After a further selection of singles and album tracks, the show ended on a high with a quartet of hits — “Cosmic Girl,” “Virtual Insanity,” “Canned Heat” and “Lovefoolosophy.”

Kay praised the Maraya Concert Hall as “a brilliant place to play.” He admitted that initially he was a little worried when he saw it because he was under the impression it would be an outdoor venue. However, any concerns he had were gone by the time the first sound check was done.

“I was transported into a completely different world; the acoustics were unbelievable, like being in a German concert hall,” he said. “It is obviously very well thought out and that’s what makes it so good. The sound was fabulous — I never looked at my sound guy once.”

Jamiroquai’s music videos often feature Kay in super cars, of which he owns many, and he revealed that he would love to shoot such a promo in AlUla.

“In reality, I’m desperate to get in one of the dune buggies, and would kill to have a (Ariel) Nomad and have a go in one in AlUla, where it’s supposed to be driven, for a day or five and dune bash, which is such a rare thing for us in England,” he said.

The singer also said he wants to bring his family to AlUla, which has become a hub for culture and creativity in Saudi Arabia.

“I would like to come out with my family and my youngest, who is called Talula, so hopefully we can have Talula come to AlUla, which would be wonderful,” said Kay.
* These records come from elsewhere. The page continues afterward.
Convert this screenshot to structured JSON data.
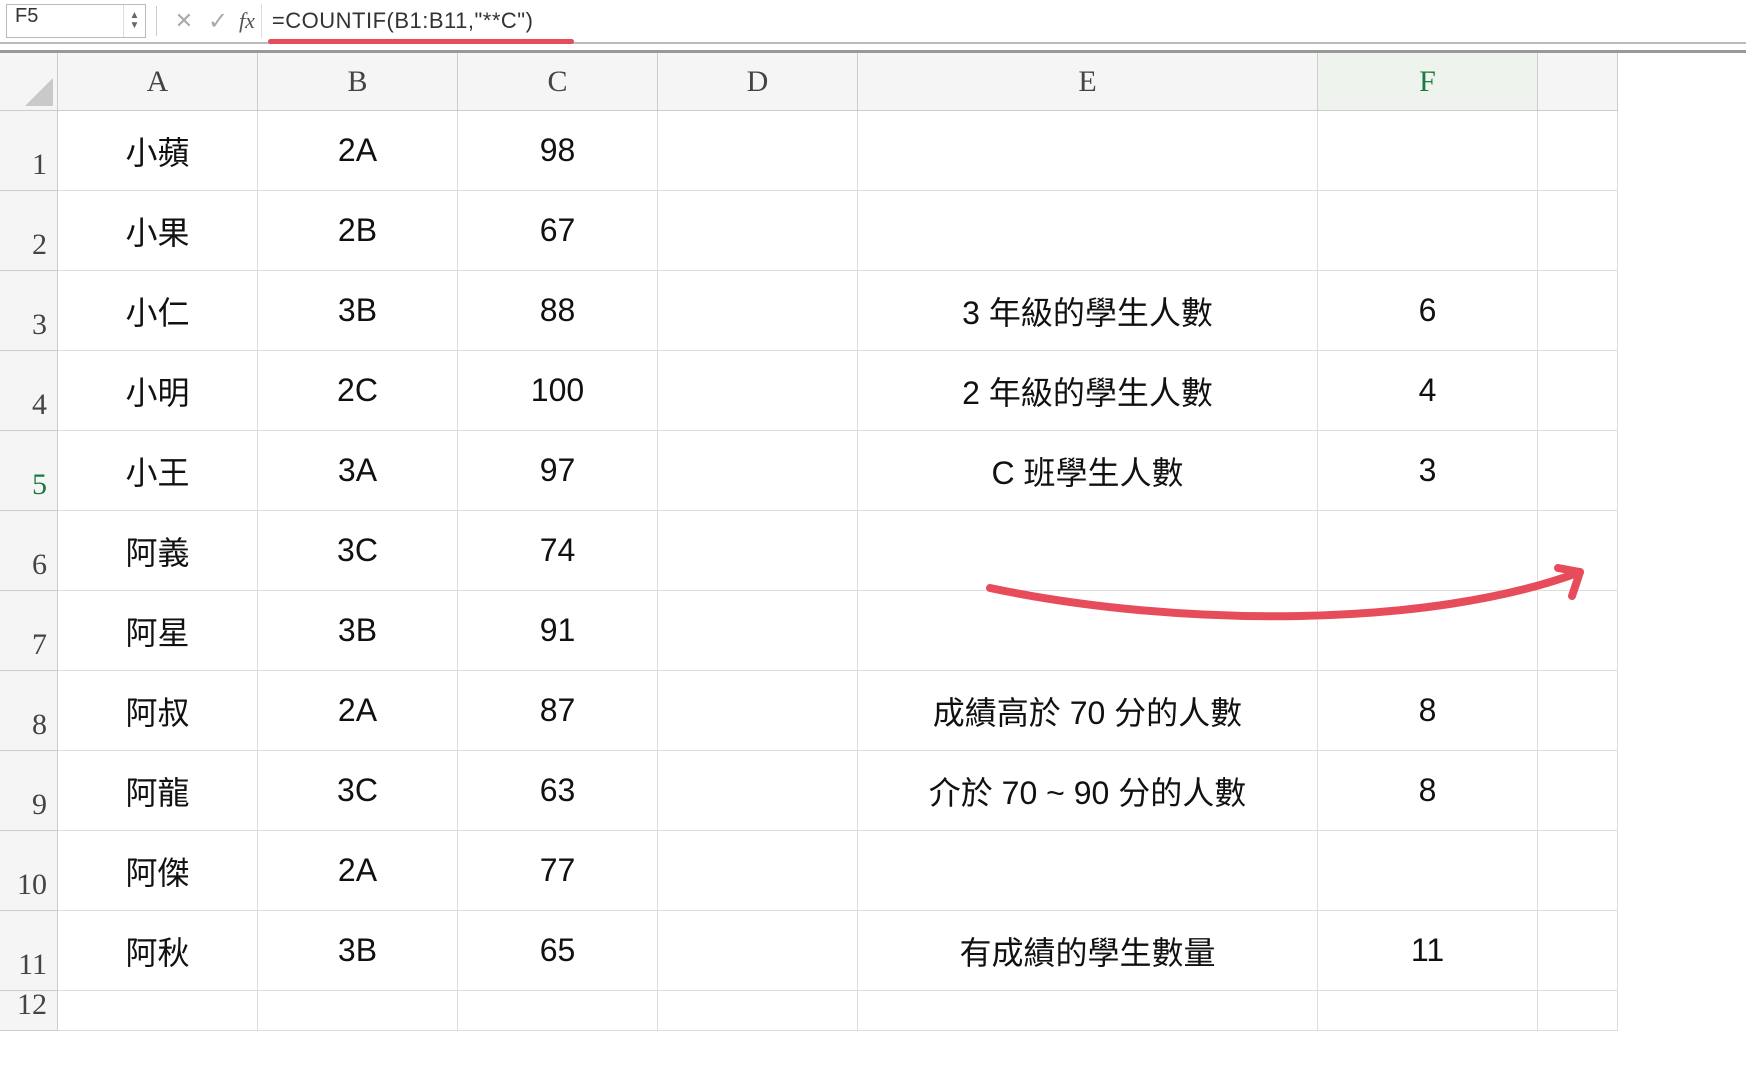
{
  "namebox": {
    "value": "F5"
  },
  "formula_bar": {
    "fx_label": "fx",
    "formula": "=COUNTIF(B1:B11,\"**C\")"
  },
  "columns": [
    "A",
    "B",
    "C",
    "D",
    "E",
    "F"
  ],
  "row_numbers": [
    "1",
    "2",
    "3",
    "4",
    "5",
    "6",
    "7",
    "8",
    "9",
    "10",
    "11",
    "12"
  ],
  "selected_row": 5,
  "selected_col": "F",
  "grid": {
    "A": [
      "小蘋",
      "小果",
      "小仁",
      "小明",
      "小王",
      "阿義",
      "阿星",
      "阿叔",
      "阿龍",
      "阿傑",
      "阿秋",
      ""
    ],
    "B": [
      "2A",
      "2B",
      "3B",
      "2C",
      "3A",
      "3C",
      "3B",
      "2A",
      "3C",
      "2A",
      "3B",
      ""
    ],
    "C": [
      "98",
      "67",
      "88",
      "100",
      "97",
      "74",
      "91",
      "87",
      "63",
      "77",
      "65",
      ""
    ],
    "D": [
      "",
      "",
      "",
      "",
      "",
      "",
      "",
      "",
      "",
      "",
      "",
      ""
    ],
    "E": [
      "",
      "",
      "3 年級的學生人數",
      "2 年級的學生人數",
      "C 班學生人數",
      "",
      "",
      "成績高於 70 分的人數",
      "介於 70 ~ 90 分的人數",
      "",
      "有成績的學生數量",
      ""
    ],
    "F": [
      "",
      "",
      "6",
      "4",
      "3",
      "",
      "",
      "8",
      "8",
      "",
      "11",
      ""
    ]
  },
  "icons": {
    "up": "▲",
    "down": "▼",
    "cancel": "✕",
    "accept": "✓"
  }
}
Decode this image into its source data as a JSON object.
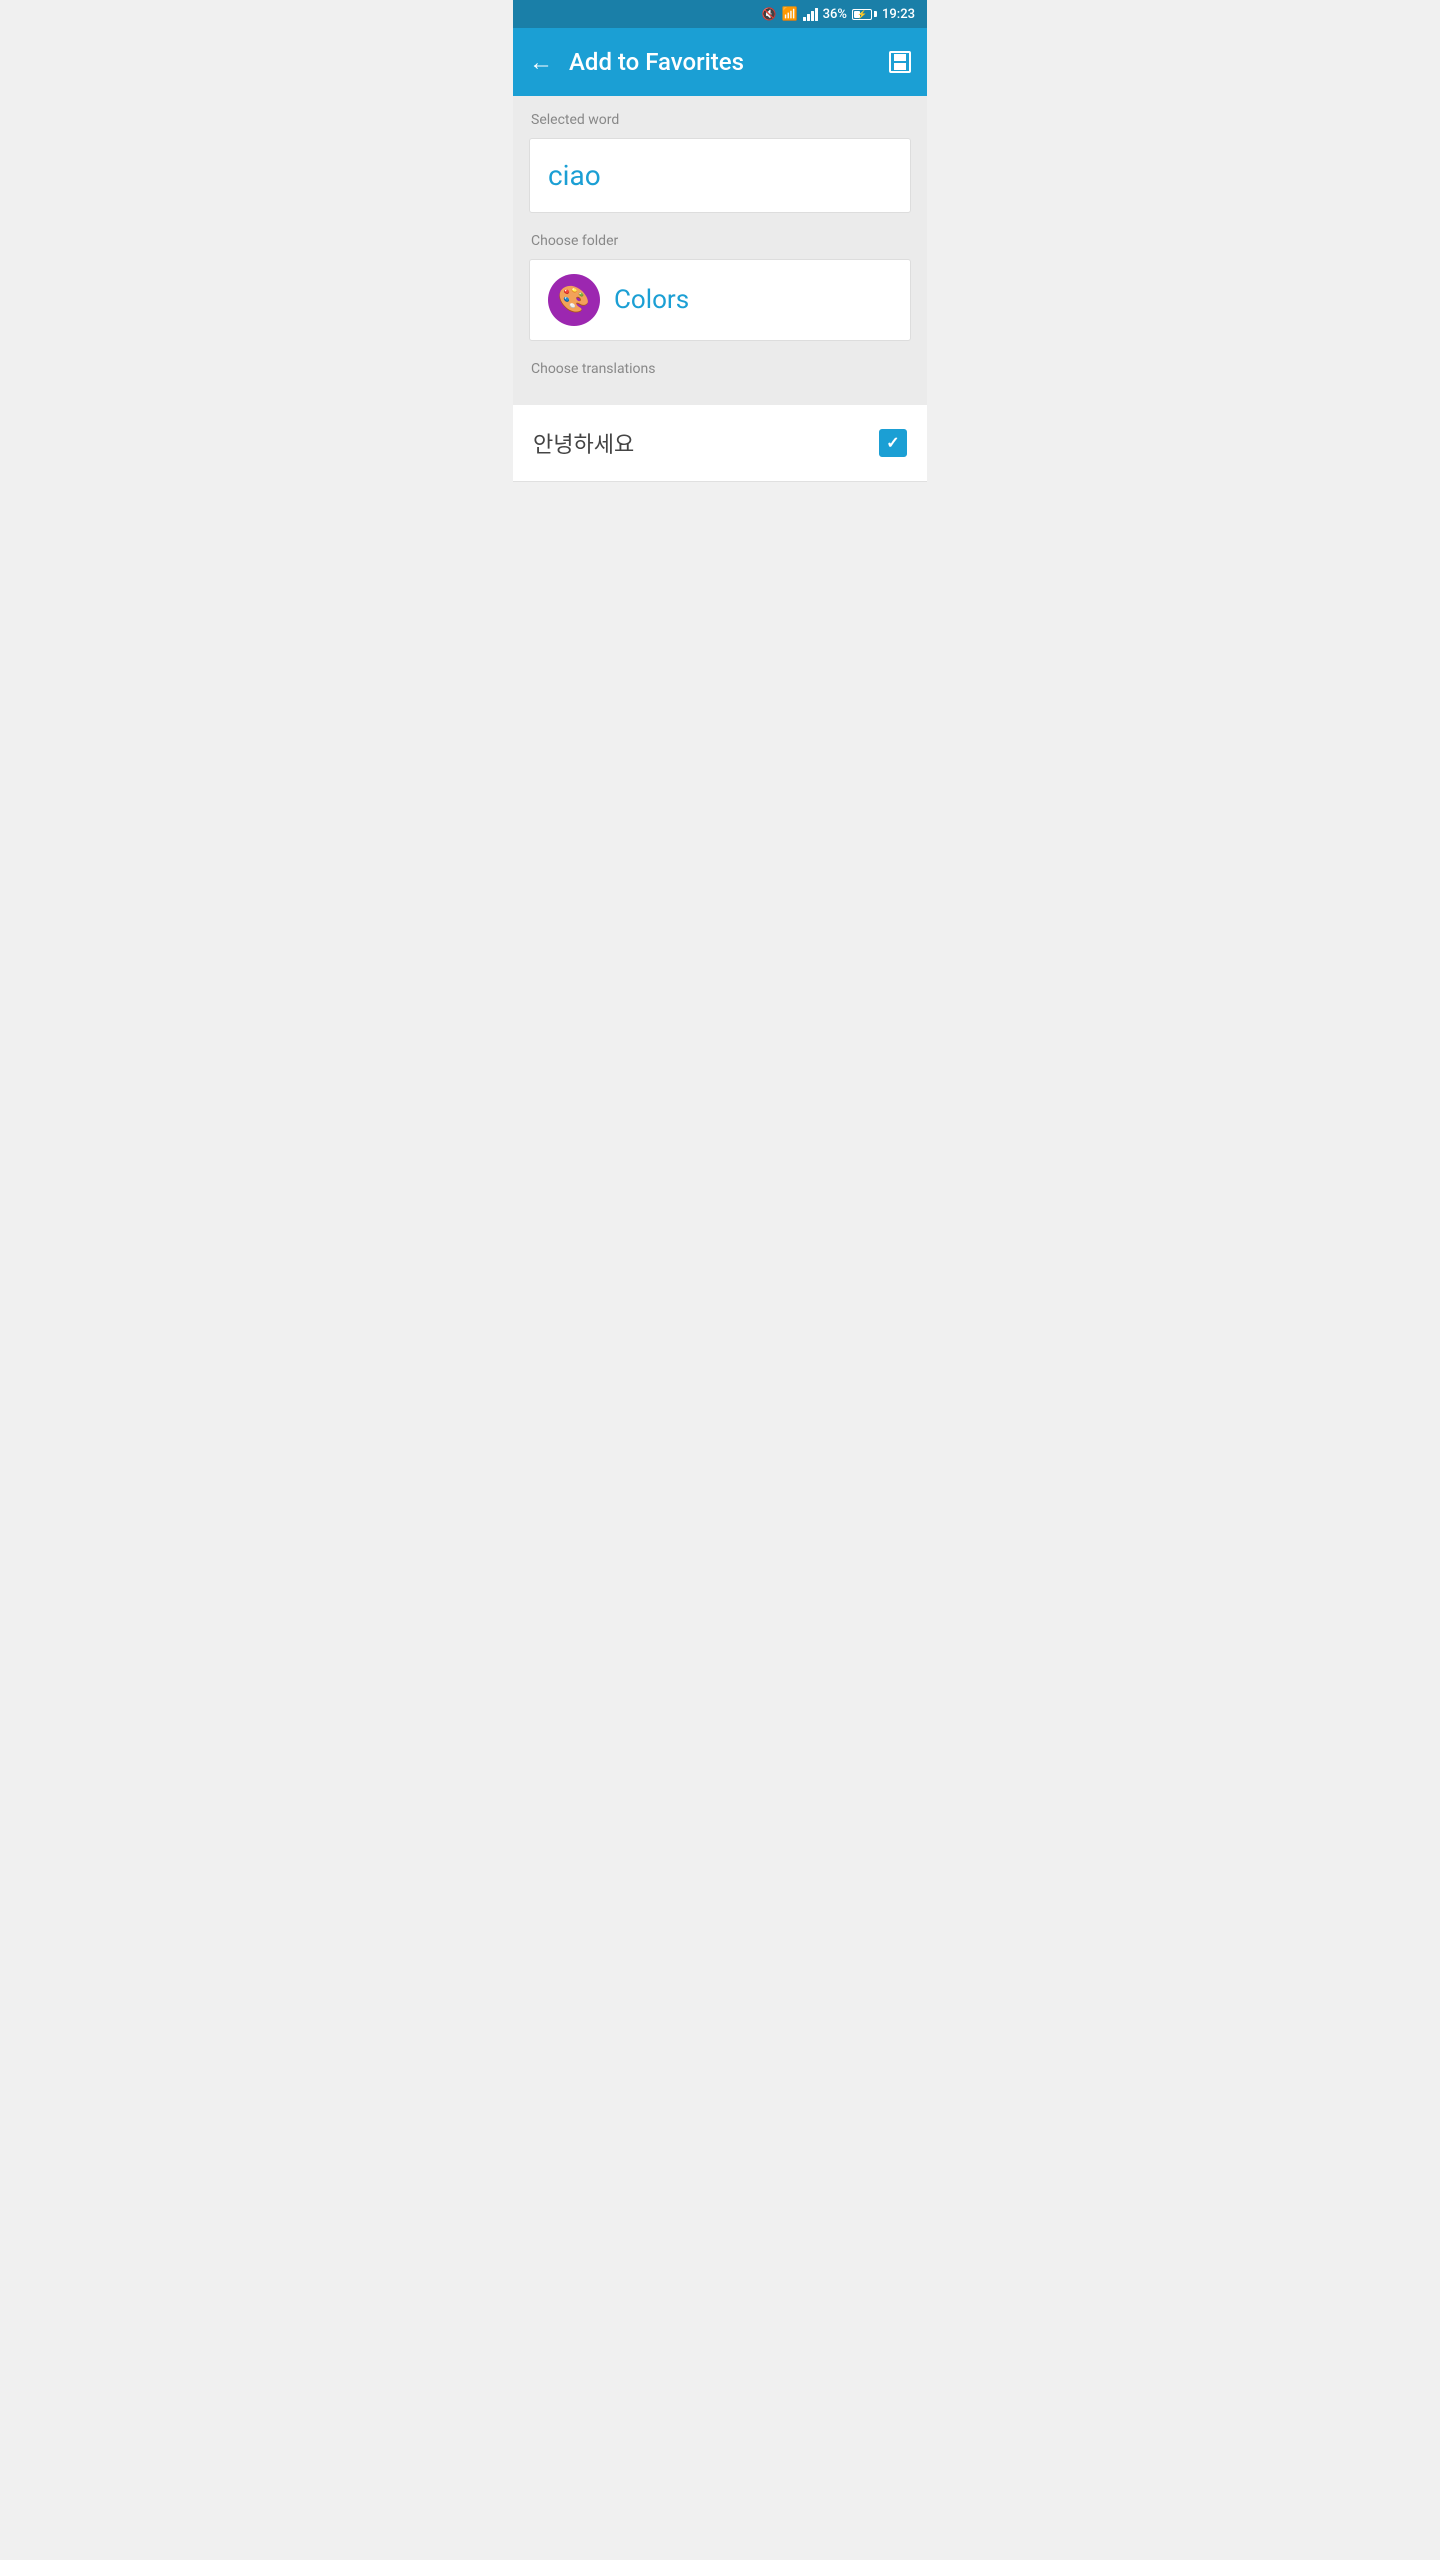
{
  "statusBar": {
    "battery": "36%",
    "time": "19:23"
  },
  "appBar": {
    "title": "Add to Favorites",
    "backLabel": "←",
    "saveLabel": "💾"
  },
  "selectedWordSection": {
    "label": "Selected word",
    "word": "ciao"
  },
  "chooseFolderSection": {
    "label": "Choose folder",
    "folderName": "Colors",
    "folderIconColor": "#9c27b0"
  },
  "chooseTranslationsSection": {
    "label": "Choose translations",
    "translations": [
      {
        "text": "안녕하세요",
        "checked": true
      }
    ]
  }
}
He added that he was looking forward to exploring the area on Saturday, before leaving the country, but added: “I’m sure you can never have enough time to see everything there is to see.”